It’s early Tuesday morning at Typical Law Firm LLP and the American Lawyer report on Profits per Equity Partner (PPP) is making the rounds across mobile devices and laptops. The report makes for scary reading across many law firm conference rooms and Typical Law is no different. There’s a growing sense in the Typical Law conference room that bragging rights will be put on hold in some corners of the office this year. The fact is that Typical Law is still defending its “bragging rights” against two influential “prosecutors” — one, clients demanding lower costs (How dare they?!); and two, industry competitors profit-chasing and talent-poaching (How double dare they?!)

As the PPP report makes the rounds, water cooler conversations start to pick up outside the Typical Law conference room about another equally frightening article in the Wall Street Journal. This one is on how law firms are going about demoting (and even firing) equity partners. The article cites a survey of law firm leaders from 2015-2016 where 56% of these leaders said they planned to take away equity from partners in 2017-2018 and 67% said they planned to ask partners to leave outright.

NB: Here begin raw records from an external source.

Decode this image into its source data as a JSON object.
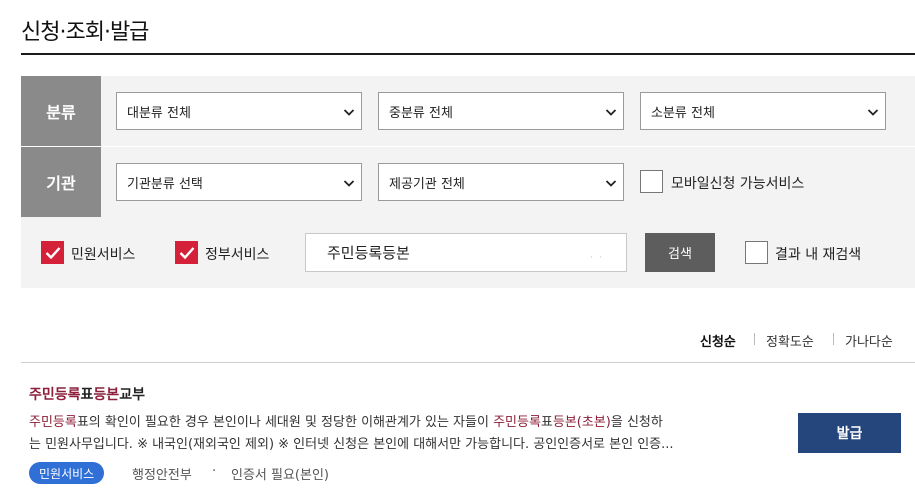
{
  "page": {
    "title": "신청·조회·발급"
  },
  "filters": {
    "category_label": "분류",
    "agency_label": "기관",
    "major_category": "대분류 전체",
    "middle_category": "중분류 전체",
    "minor_category": "소분류 전체",
    "agency_category": "기관분류 선택",
    "provider_agency": "제공기관 전체",
    "mobile_option": {
      "label": "모바일신청 가능서비스",
      "checked": false
    },
    "civil_service": {
      "label": "민원서비스",
      "checked": true
    },
    "gov_service": {
      "label": "정부서비스",
      "checked": true
    },
    "search_value": "주민등록등본",
    "search_dots": "· ·",
    "search_button": "검색",
    "research_option": {
      "label": "결과 내 재검색",
      "checked": false
    }
  },
  "sort": {
    "options": [
      "신청순",
      "정확도순",
      "가나다순"
    ],
    "active": "신청순"
  },
  "results": [
    {
      "title_parts": [
        "주민등록",
        "표",
        "등본",
        "교부"
      ],
      "desc_line1": [
        "주민등록",
        "표의 확인이 필요한 경우 본인이나 세대원 및 정당한 이해관계가 있는 자들이 ",
        "주민등록",
        "표",
        "등본(초본)",
        "을 신청하"
      ],
      "desc_line2": "는 민원사무입니다. ※ 내국인(재외국인 제외) ※ 인터넷 신청은 본인에 대해서만 가능합니다. 공인인증서로 본인 인증...",
      "badge": "민원서비스",
      "agency": "행정안전부",
      "meta_sep": "·",
      "auth": "인증서 필요(본인)",
      "action": "발급"
    }
  ],
  "colors": {
    "accent_red": "#d5203a",
    "issue_blue": "#25467d",
    "badge_blue": "#2f6fd6",
    "highlight": "#8c1f3a"
  }
}
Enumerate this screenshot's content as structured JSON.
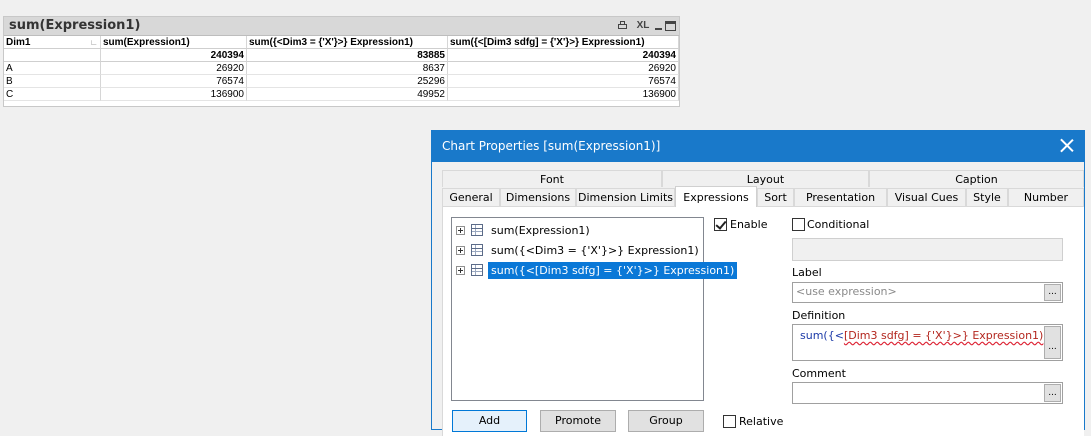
{
  "table": {
    "title": "sum(Expression1)",
    "toolbar": {
      "xl_label": "XL"
    },
    "columns": [
      "Dim1",
      "sum(Expression1)",
      "sum({<Dim3 = {'X'}>} Expression1)",
      "sum({<[Dim3 sdfg] = {'X'}>} Expression1)"
    ],
    "totals": [
      "",
      "240394",
      "83885",
      "240394"
    ],
    "rows": [
      [
        "A",
        "26920",
        "8637",
        "26920"
      ],
      [
        "B",
        "76574",
        "25296",
        "76574"
      ],
      [
        "C",
        "136900",
        "49952",
        "136900"
      ]
    ]
  },
  "dialog": {
    "title": "Chart Properties [sum(Expression1)]",
    "tabs_row1": [
      "Font",
      "Layout",
      "Caption"
    ],
    "tabs_row2": [
      "General",
      "Dimensions",
      "Dimension Limits",
      "Expressions",
      "Sort",
      "Presentation",
      "Visual Cues",
      "Style",
      "Number"
    ],
    "active_tab": "Expressions",
    "expressions": [
      "sum(Expression1)",
      "sum({<Dim3 = {'X'}>} Expression1)",
      "sum({<[Dim3 sdfg] = {'X'}>} Expression1)"
    ],
    "selected_expression_index": 2,
    "enable": {
      "label": "Enable",
      "checked": true
    },
    "conditional": {
      "label": "Conditional",
      "checked": false
    },
    "label_field": {
      "label": "Label",
      "placeholder": "<use expression>"
    },
    "definition": {
      "label": "Definition",
      "prefix": "sum({<",
      "error_part": "[Dim3 sdfg] = {'X'}>} Expression1)"
    },
    "comment": {
      "label": "Comment",
      "value": ""
    },
    "ellipsis": "...",
    "buttons": {
      "add": "Add",
      "promote": "Promote",
      "group": "Group"
    },
    "relative": {
      "label": "Relative",
      "checked": false
    }
  }
}
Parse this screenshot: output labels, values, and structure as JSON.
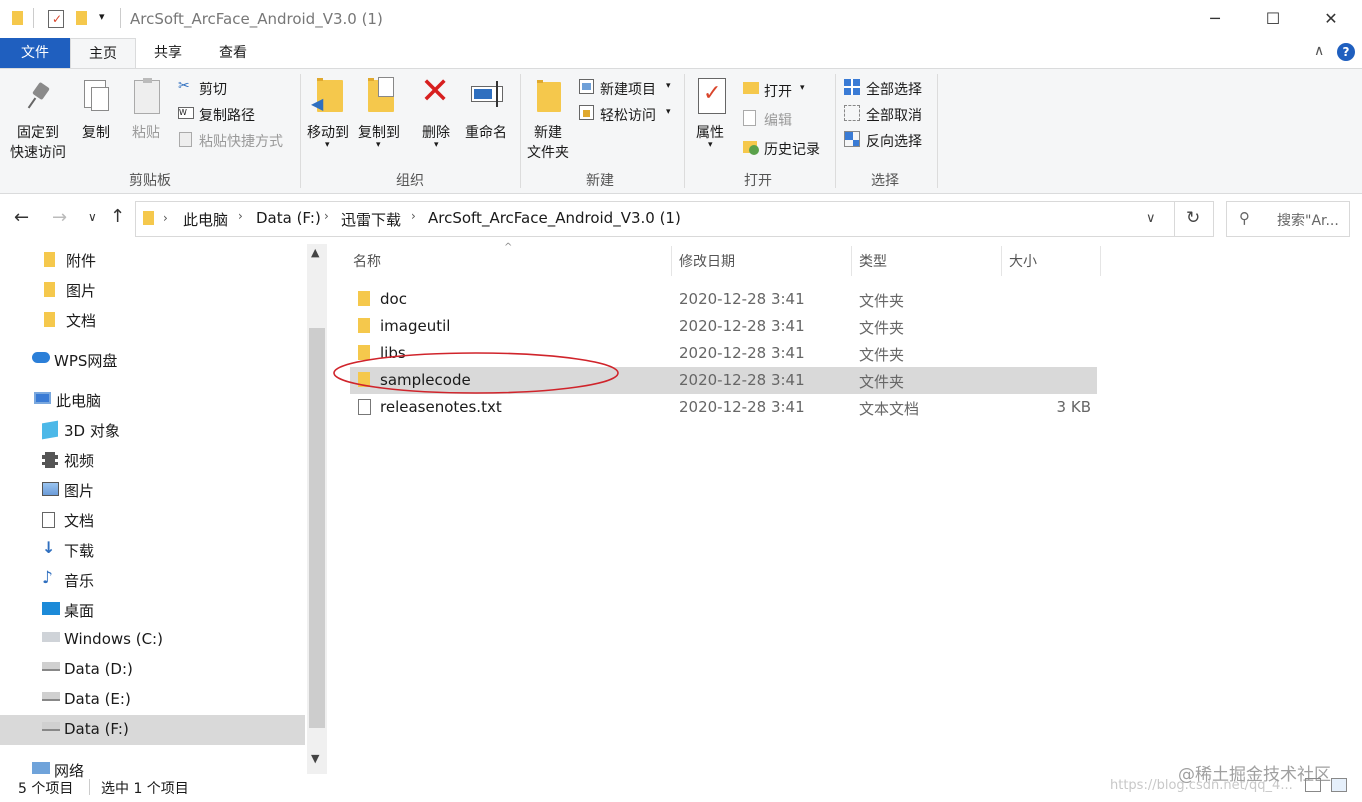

It is in this context that Joe and Shondra, both equity partners at Typical Law LLP, get approached privately by their law firm leadership about a “new” metric that the firm would like to start tracking: Speaking Engagements per Partner. The leadership team has been doing some analysis on performance numbers from last year as part of its PPP review and found that partners with the most billed hours correlated with partners with the most speaking engagements. Suffice it to say, Joe and Shondra were not invited to that correlation party. So leadership presents Joe and Shondra with a “choice”: come up with a plan by the end of the day or prepare to schedule your exit interview. Why? Well, leadership believes that it is increasingly difficult to see how Joe and Shondra’s practice areas fit into their overall vision for the firm. In other words, Joe and Shondra need to show leadership the money by making it rain on ‘em.